It ain't wrong to be different

I have mentioned Mark Penn, the American polling analyst, plenty of times on my blog. His book which I am reading is Microtrends. Microtrends are to be differentiated from Megatrends, because they are not mainstream culture (yet). America has a population of 300 million, so even 1 percent is equivalent to 3 million people. And in many cases, their numbers are rising.

In the first chapter, Penn writes about single women. According to Penn, there are more women than men in the States, and there are more gay men than lesbians. As a result, many women simply can’t find the Mr. Right. (Heck, how come there are more men than women in Malaysia )

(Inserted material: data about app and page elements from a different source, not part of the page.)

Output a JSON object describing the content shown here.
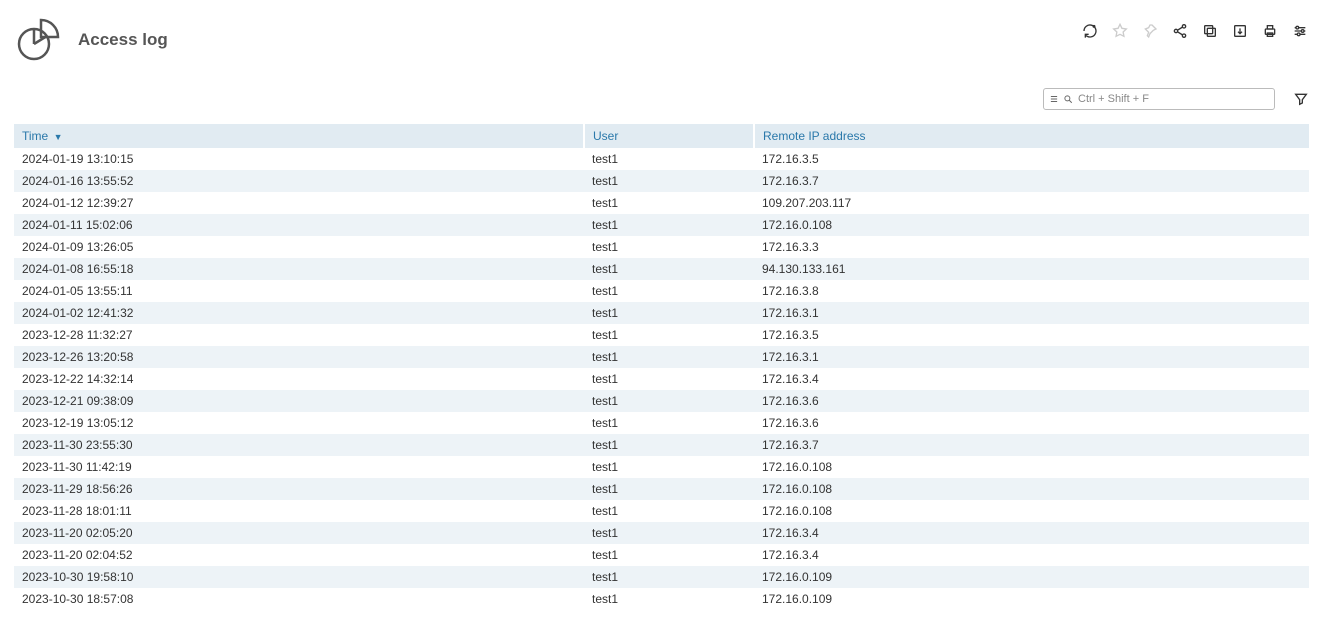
{
  "header": {
    "title": "Access log"
  },
  "toolbar": {
    "refresh": "refresh",
    "favorite": "favorite",
    "pin": "pin",
    "share": "share",
    "copy": "copy",
    "export": "export",
    "print": "print",
    "settings": "settings"
  },
  "search": {
    "placeholder": "Ctrl + Shift + F",
    "value": ""
  },
  "columns": {
    "time": "Time",
    "user": "User",
    "ip": "Remote IP address"
  },
  "rows": [
    {
      "time": "2024-01-19 13:10:15",
      "user": "test1",
      "ip": "172.16.3.5"
    },
    {
      "time": "2024-01-16 13:55:52",
      "user": "test1",
      "ip": "172.16.3.7"
    },
    {
      "time": "2024-01-12 12:39:27",
      "user": "test1",
      "ip": "109.207.203.117"
    },
    {
      "time": "2024-01-11 15:02:06",
      "user": "test1",
      "ip": "172.16.0.108"
    },
    {
      "time": "2024-01-09 13:26:05",
      "user": "test1",
      "ip": "172.16.3.3"
    },
    {
      "time": "2024-01-08 16:55:18",
      "user": "test1",
      "ip": "94.130.133.161"
    },
    {
      "time": "2024-01-05 13:55:11",
      "user": "test1",
      "ip": "172.16.3.8"
    },
    {
      "time": "2024-01-02 12:41:32",
      "user": "test1",
      "ip": "172.16.3.1"
    },
    {
      "time": "2023-12-28 11:32:27",
      "user": "test1",
      "ip": "172.16.3.5"
    },
    {
      "time": "2023-12-26 13:20:58",
      "user": "test1",
      "ip": "172.16.3.1"
    },
    {
      "time": "2023-12-22 14:32:14",
      "user": "test1",
      "ip": "172.16.3.4"
    },
    {
      "time": "2023-12-21 09:38:09",
      "user": "test1",
      "ip": "172.16.3.6"
    },
    {
      "time": "2023-12-19 13:05:12",
      "user": "test1",
      "ip": "172.16.3.6"
    },
    {
      "time": "2023-11-30 23:55:30",
      "user": "test1",
      "ip": "172.16.3.7"
    },
    {
      "time": "2023-11-30 11:42:19",
      "user": "test1",
      "ip": "172.16.0.108"
    },
    {
      "time": "2023-11-29 18:56:26",
      "user": "test1",
      "ip": "172.16.0.108"
    },
    {
      "time": "2023-11-28 18:01:11",
      "user": "test1",
      "ip": "172.16.0.108"
    },
    {
      "time": "2023-11-20 02:05:20",
      "user": "test1",
      "ip": "172.16.3.4"
    },
    {
      "time": "2023-11-20 02:04:52",
      "user": "test1",
      "ip": "172.16.3.4"
    },
    {
      "time": "2023-10-30 19:58:10",
      "user": "test1",
      "ip": "172.16.0.109"
    },
    {
      "time": "2023-10-30 18:57:08",
      "user": "test1",
      "ip": "172.16.0.109"
    }
  ]
}
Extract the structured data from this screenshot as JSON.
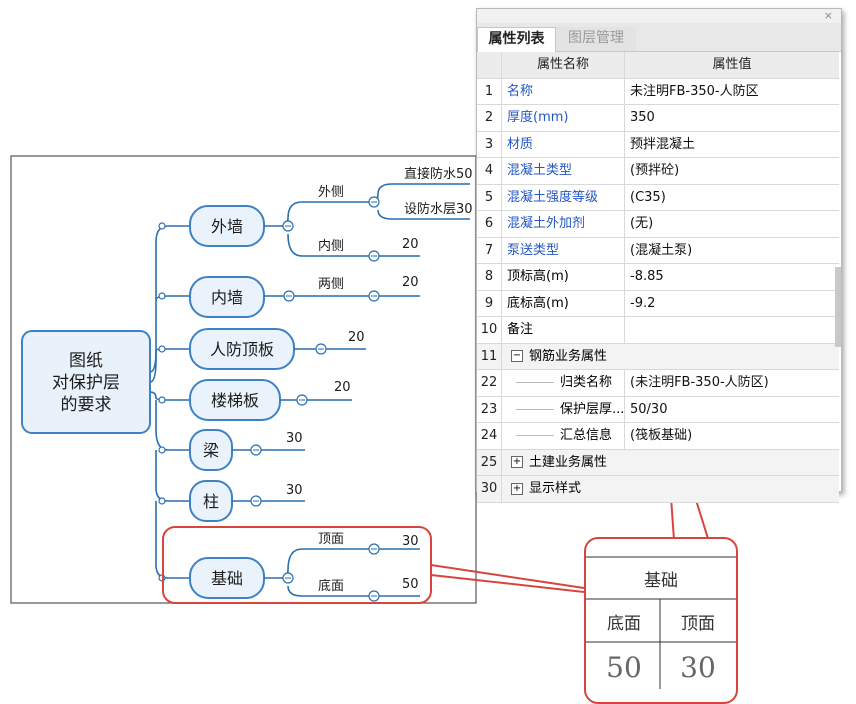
{
  "mindmap": {
    "root": "图纸\n对保护层\n的要求",
    "nodes": {
      "outer_wall": "外墙",
      "inner_wall": "内墙",
      "civil_roof": "人防顶板",
      "stair": "楼梯板",
      "beam": "梁",
      "column": "柱",
      "foundation": "基础"
    },
    "labels": {
      "outer_side": "外侧",
      "inner_side": "内侧",
      "both_sides": "两侧",
      "direct_waterproof": "直接防水50",
      "waterproof_layer": "设防水层30",
      "top_face": "顶面",
      "bottom_face": "底面"
    },
    "values": {
      "outer_inner": "20",
      "inner_both": "20",
      "roof": "20",
      "stair": "20",
      "beam": "30",
      "column": "30",
      "foundation_top": "30",
      "foundation_bottom": "50"
    }
  },
  "panel": {
    "tabs": [
      "属性列表",
      "图层管理"
    ],
    "close": "×",
    "header": {
      "name": "属性名称",
      "value": "属性值"
    },
    "rows": [
      {
        "idx": "1",
        "name": "名称",
        "value": "未注明FB-350-人防区",
        "blue": true
      },
      {
        "idx": "2",
        "name": "厚度(mm)",
        "value": "350",
        "blue": true
      },
      {
        "idx": "3",
        "name": "材质",
        "value": "预拌混凝土",
        "blue": true
      },
      {
        "idx": "4",
        "name": "混凝土类型",
        "value": "(预拌砼)",
        "blue": true
      },
      {
        "idx": "5",
        "name": "混凝土强度等级",
        "value": "(C35)",
        "blue": true
      },
      {
        "idx": "6",
        "name": "混凝土外加剂",
        "value": "(无)",
        "blue": true
      },
      {
        "idx": "7",
        "name": "泵送类型",
        "value": "(混凝土泵)",
        "blue": true
      },
      {
        "idx": "8",
        "name": "顶标高(m)",
        "value": "-8.85",
        "blue": false
      },
      {
        "idx": "9",
        "name": "底标高(m)",
        "value": "-9.2",
        "blue": false
      },
      {
        "idx": "10",
        "name": "备注",
        "value": "",
        "blue": false
      }
    ],
    "group_rebar": {
      "idx": "11",
      "sign": "−",
      "label": "钢筋业务属性"
    },
    "sub_rows": [
      {
        "idx": "22",
        "name": "归类名称",
        "value": "(未注明FB-350-人防区)"
      },
      {
        "idx": "23",
        "name": "保护层厚...",
        "value": "50/30"
      },
      {
        "idx": "24",
        "name": "汇总信息",
        "value": "(筏板基础)"
      }
    ],
    "group_civil": {
      "idx": "25",
      "sign": "+",
      "label": "土建业务属性"
    },
    "group_display": {
      "idx": "30",
      "sign": "+",
      "label": "显示样式"
    }
  },
  "inset": {
    "title": "基础",
    "col1": "底面",
    "col2": "顶面",
    "val1": "50",
    "val2": "30"
  },
  "colors": {
    "highlight": "#d8453c",
    "line": "#2a6fb0",
    "node_border": "#3f82c4",
    "node_fill": "#eaf3fc"
  }
}
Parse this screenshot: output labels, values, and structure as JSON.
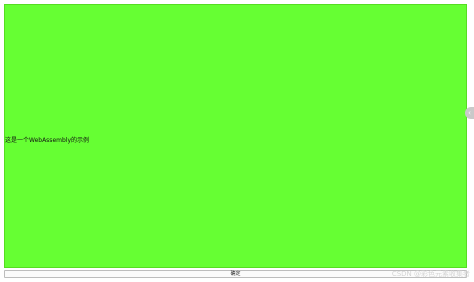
{
  "canvas": {
    "background_color": "#66ff33",
    "message": "这是一个WebAssembly的示例"
  },
  "side_button": {
    "icon": "expand-icon",
    "glyph": "‹"
  },
  "bottom_button": {
    "label": "确定"
  },
  "watermark": {
    "text": "CSDN @彩色元素收集者"
  }
}
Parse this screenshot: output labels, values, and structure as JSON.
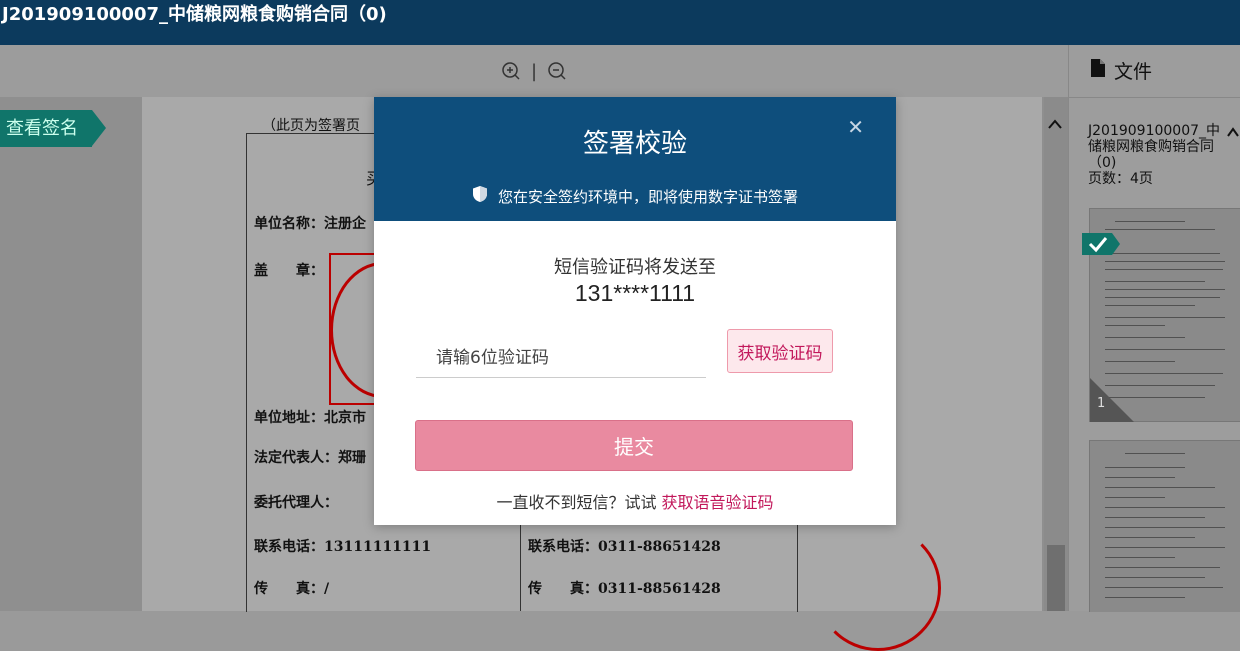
{
  "topbar": {
    "title": "J201909100007_中储粮网粮食购销合同（0)"
  },
  "viewer": {
    "zoom_in_icon": "zoom-in-icon",
    "zoom_separator": "|",
    "zoom_out_icon": "zoom-out-icon",
    "signature_tag": "查看签名",
    "document": {
      "page_note": "（此页为签署页",
      "fields_left": [
        {
          "label": "单位名称：注册企"
        },
        {
          "label": "盖　　章："
        },
        {
          "label": "单位地址：北京市"
        },
        {
          "label": "法定代表人：郑珊"
        },
        {
          "label": "委托代理人："
        },
        {
          "label": "联系电话：13111111111"
        },
        {
          "label": "传　　真：/"
        }
      ],
      "fields_right": [
        {
          "label": "联系电话：0311-88651428"
        },
        {
          "label": "传　　真：0311-88561428"
        }
      ],
      "partial_heading_char": "买"
    }
  },
  "file_panel": {
    "header": "文件",
    "file_name": "J201909100007_中储粮网粮食购销合同（0)",
    "page_count": "页数：4页",
    "page_number": "1"
  },
  "modal": {
    "title": "签署校验",
    "close_icon": "close-icon",
    "secure_notice": "您在安全签约环境中，即将使用数字证书签署",
    "sms_label": "短信验证码将发送至",
    "phone_masked": "131****1111",
    "code_input": {
      "placeholder": "请输6位验证码",
      "value": ""
    },
    "get_code_button": "获取验证码",
    "submit_button": "提交",
    "voice_hint_prefix": "一直收不到短信？试试",
    "voice_link": "获取语音验证码"
  },
  "colors": {
    "topbar": "#0c3a5d",
    "modal_header": "#0e4e7c",
    "accent_pink": "#c2185b",
    "submit_bg": "#e98aa0",
    "signature_tag": "#10756a"
  }
}
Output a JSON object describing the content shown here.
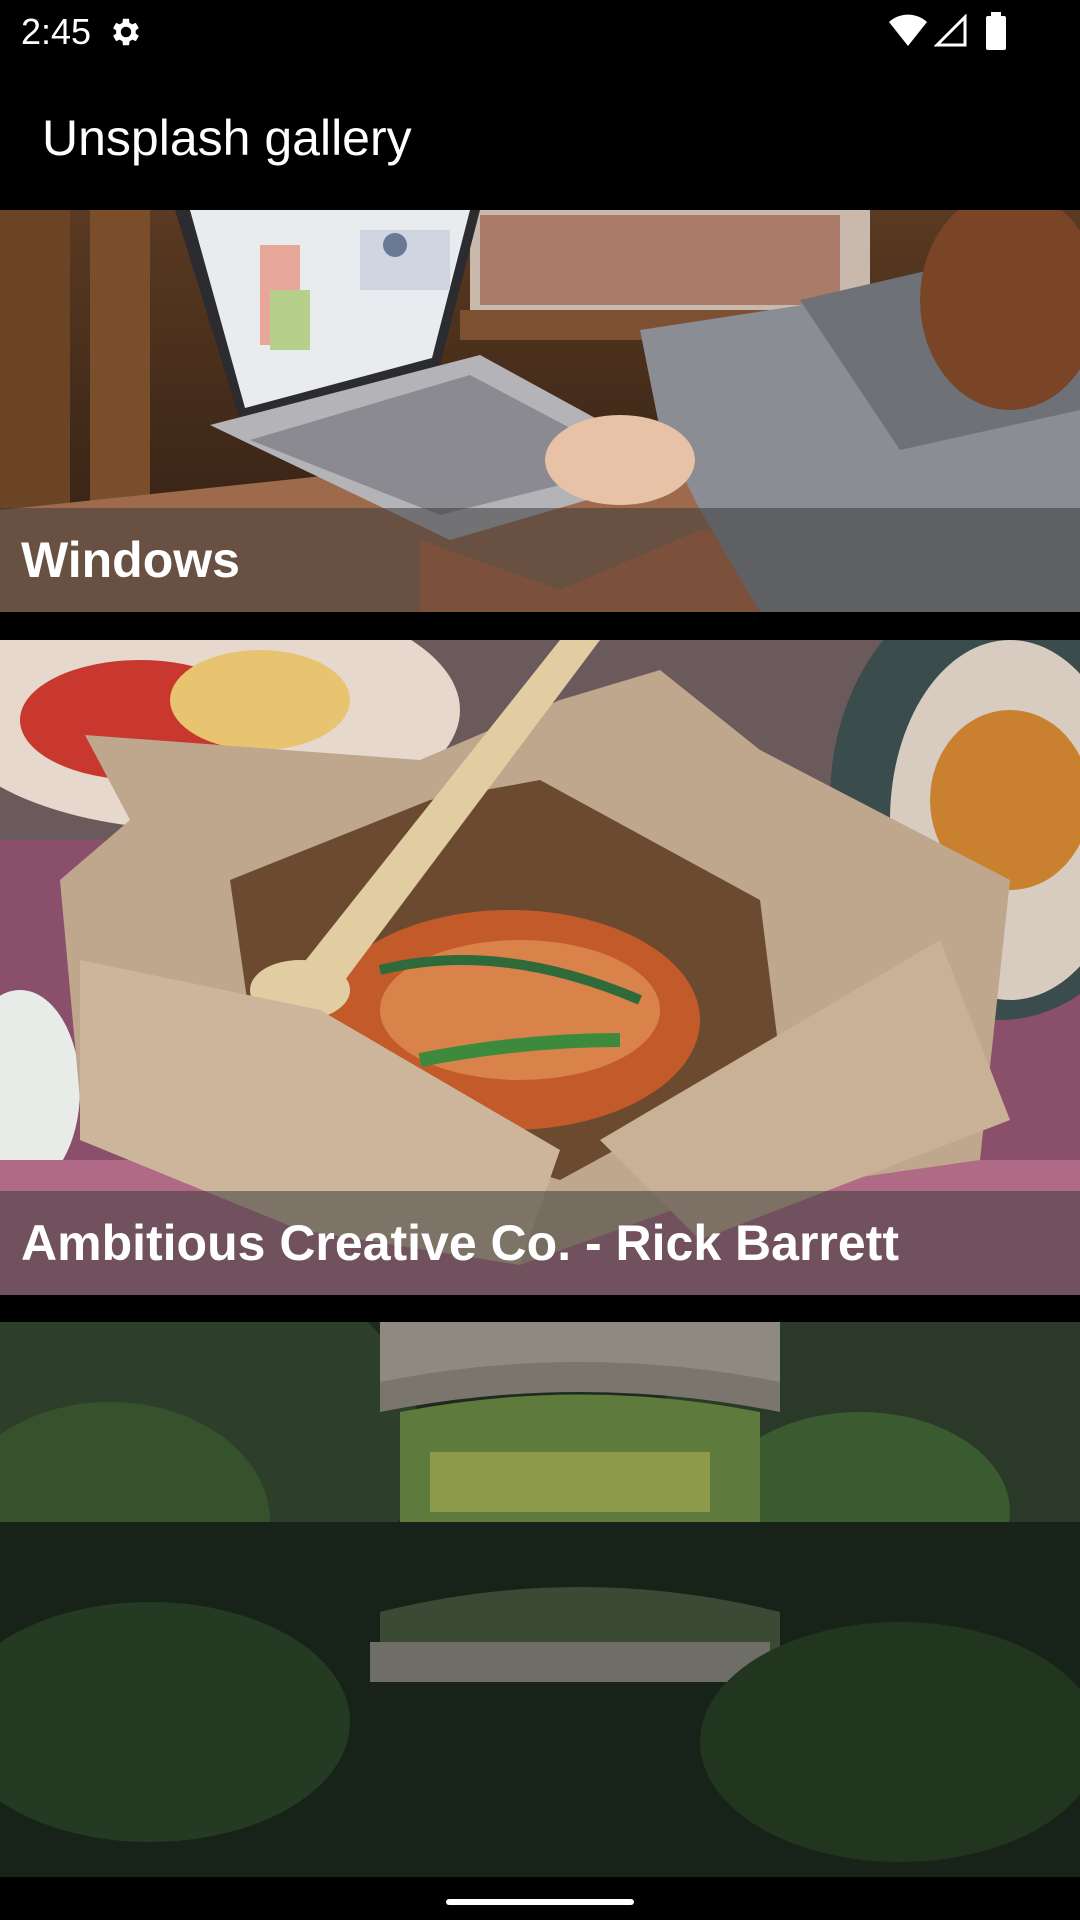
{
  "status_bar": {
    "time": "2:45",
    "icons": [
      "gear-icon",
      "wifi-icon",
      "signal-icon",
      "battery-icon"
    ]
  },
  "app_bar": {
    "title": "Unsplash gallery"
  },
  "gallery": {
    "items": [
      {
        "caption": "Windows",
        "image": "laptop-photo"
      },
      {
        "caption": "Ambitious Creative Co.  - Rick Barrett",
        "image": "food-box-photo"
      },
      {
        "caption": "",
        "image": "bridge-river-photo"
      }
    ]
  },
  "colors": {
    "background": "#000000",
    "text": "#ffffff",
    "caption_band": "rgba(60,60,60,0.55)"
  }
}
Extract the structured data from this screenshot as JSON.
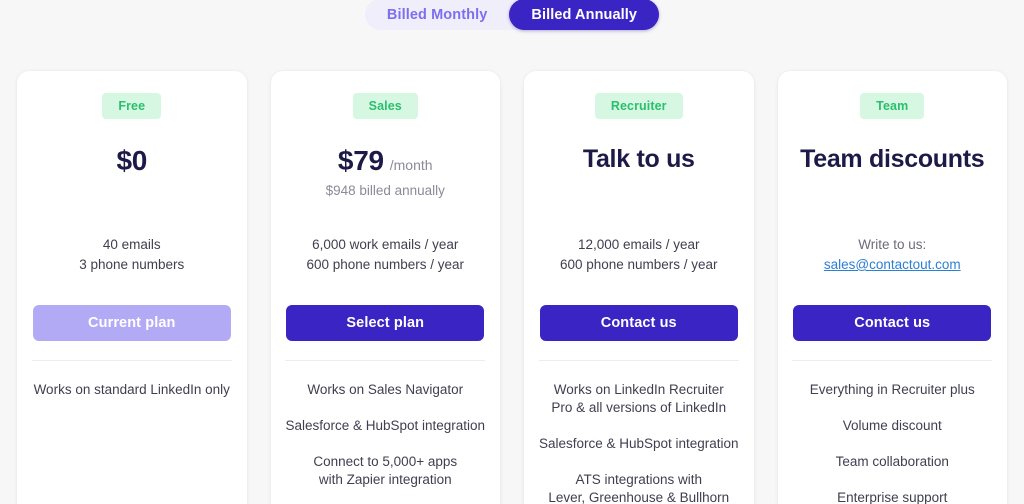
{
  "billing_toggle": {
    "options": [
      {
        "label": "Billed Monthly",
        "active": false
      },
      {
        "label": "Billed Annually",
        "active": true
      }
    ]
  },
  "colors": {
    "page_background": "#f7f7f8",
    "card_background": "#ffffff",
    "accent_primary": "#3a24c4",
    "accent_muted": "#b3aaf5",
    "badge_background": "#d6f7e2",
    "badge_text": "#2bbf6e",
    "heading_text": "#1d1a47",
    "body_text": "#3f3f50",
    "muted_text": "#8b8b99",
    "link": "#2b7fd4",
    "toggle_track": "#f0eefb",
    "toggle_inactive_text": "#7b6ff0",
    "divider": "#ededf1"
  },
  "plans": [
    {
      "badge": "Free",
      "price": "$0",
      "price_suffix": "",
      "price_sub": "",
      "quota_lines": [
        "40 emails",
        "3 phone numbers"
      ],
      "quota_note": "",
      "quota_link": "",
      "cta_label": "Current plan",
      "cta_state": "current",
      "features": [
        "Works on standard LinkedIn only"
      ]
    },
    {
      "badge": "Sales",
      "price": "$79",
      "price_suffix": "/month",
      "price_sub": "$948 billed annually",
      "quota_lines": [
        "6,000 work emails / year",
        "600 phone numbers / year"
      ],
      "quota_note": "",
      "quota_link": "",
      "cta_label": "Select plan",
      "cta_state": "primary",
      "features": [
        "Works on Sales Navigator",
        "Salesforce & HubSpot integration",
        "Connect to 5,000+ apps\nwith Zapier integration"
      ]
    },
    {
      "badge": "Recruiter",
      "price": "Talk to us",
      "price_suffix": "",
      "price_sub": "",
      "quota_lines": [
        "12,000 emails / year",
        "600 phone numbers / year"
      ],
      "quota_note": "",
      "quota_link": "",
      "cta_label": "Contact us",
      "cta_state": "primary",
      "features": [
        "Works on LinkedIn Recruiter\nPro & all versions of LinkedIn",
        "Salesforce & HubSpot integration",
        "ATS integrations with\nLever, Greenhouse & Bullhorn"
      ]
    },
    {
      "badge": "Team",
      "price": "Team discounts",
      "price_suffix": "",
      "price_sub": "",
      "quota_lines": [],
      "quota_note": "Write to us:",
      "quota_link": "sales@contactout.com",
      "cta_label": "Contact us",
      "cta_state": "primary",
      "features": [
        "Everything in Recruiter plus",
        "Volume discount",
        "Team collaboration",
        "Enterprise support"
      ]
    }
  ]
}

In another chapter, we learn of American vegetarians. The United States is not a Hindu/Buddhist country. The vegetarians refrain from eating meat mainly for health reason or out of love for animals.

Then there are the New Luddites – people who say no to technology. They have been on the Internet before, but are now offline. Don’t laugh. I absolutely wish that I don’t get calls from my co-workers during weekend.

One of the most shocking lifestyles is LAT – Living Apart Together. It refers to committed, long-term couples who don’t live together for various reasons. Some of them are young and new homeowners who don’t want to give up their newfound independence. Others have children from a prior marriage, and avoid introducing a new spouse to the family.

Note that Penn didn’t judge these people. He didn't say being single is bad, or all of us should eat meat. He was merely bringing them to the attention of policy-makers and marketers. Americans generally respect liberty of others.

Not so in Asia. Our societies value conformance. If we live a lifestyle different from that of mainstream culture, we must be terribly wrong. Or we are freaks.

In our society, marriage is seen as a duty. It is sacred. Being single is unacceptable. I know of several bloggers who are troubled when their relatives and friends question them, “When are you getting married ar?”

I have backpacked several times in South-east Asiaall by myself. Many people asked me, “Why do you travel alone? Don’t you find it boring?” They are, of course, Malaysians. Along my solo trips, I have come across countless of Westerners and Japanese who did exactly the same thing. (See my answer here.)

Be yourself . Respect choice of others. It ain’t wrong to be different.


  1. It's true that sometimes I also felf the pressure of the so called "values" in our society. And this sometimes prevent me from trying new or explore alternatives. Somehow, now I'm slowly learning to live my own way!!!

  2. kai,
    If you feel the pressure from the society, you should avoid 'adding' to it. I mean, respect choice of others.

  3. Interesting post, KS. To each his/her own. A former colleague of mine does not own a car even though he can afford one many times over. At last count, they had four children. They use the taxi on their outings. Their life is simple and with little luxuries, as we know them.

    I always thought Malaysia has more girls. Now, that's a pleasant surprise!

  4. happy,
    Where does your colleague live? My cousin lives in Singapore. He also doesn't own a car. Of course, public transport in the island is efficient. When he comes back to Malaysia, he would rent a car.

    Census of Malaysia shows that there are more men than women...

  5. yeah, it aint wrong to be different. I am a princess what. Wukakaka... period.

  6. My former colleague - he was in KL all that while of more than twenty years. He has relocated up north to take over his dad's business. Not sure whether he's got a car now but knowing his views he would still not own one, by choice.

  7. princess,
    You are a princess, but I am from a lowly class wor. But I guess I still can be different, right?

    It is really surprising that a resident of KL choose not to own a car...